Arbelle, Assaf; Reyes, Jose; Chen, Jia-Yun et al. (2018) A probabilistic approach to joint cell tracking and segmentation in high-throughput microscopy videos. Med Image Anal 47:140-152
Reyes, José; Lahav, Galit (2018) Leveraging and coping with uncertainty in the response of individual cells to therapy. Curr Opin Biotechnol 51:109-115
Stewart-Ornstein, Jacob; Cheng, Ho Wa Jacky; Lahav, Galit (2017) Conservation and Divergence of p53 Oscillation Dynamics across Species. Cell Syst 5:410-417.e4

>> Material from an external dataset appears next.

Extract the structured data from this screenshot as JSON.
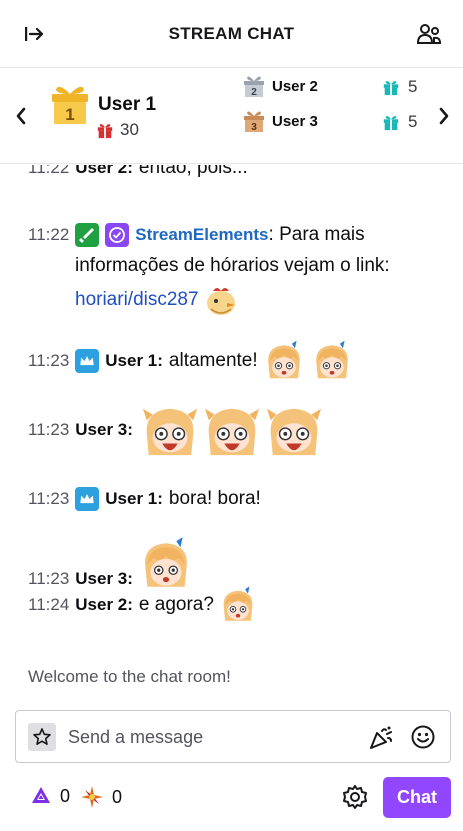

Hafner, Antonina; Stewart-Ornstein, Jacob; Purvis, Jeremy E et al. (2017) p53 pulses lead to distinct patterns of gene expression albeit similar DNA-binding dynamics. Nat Struct Mol Biol 24:840-847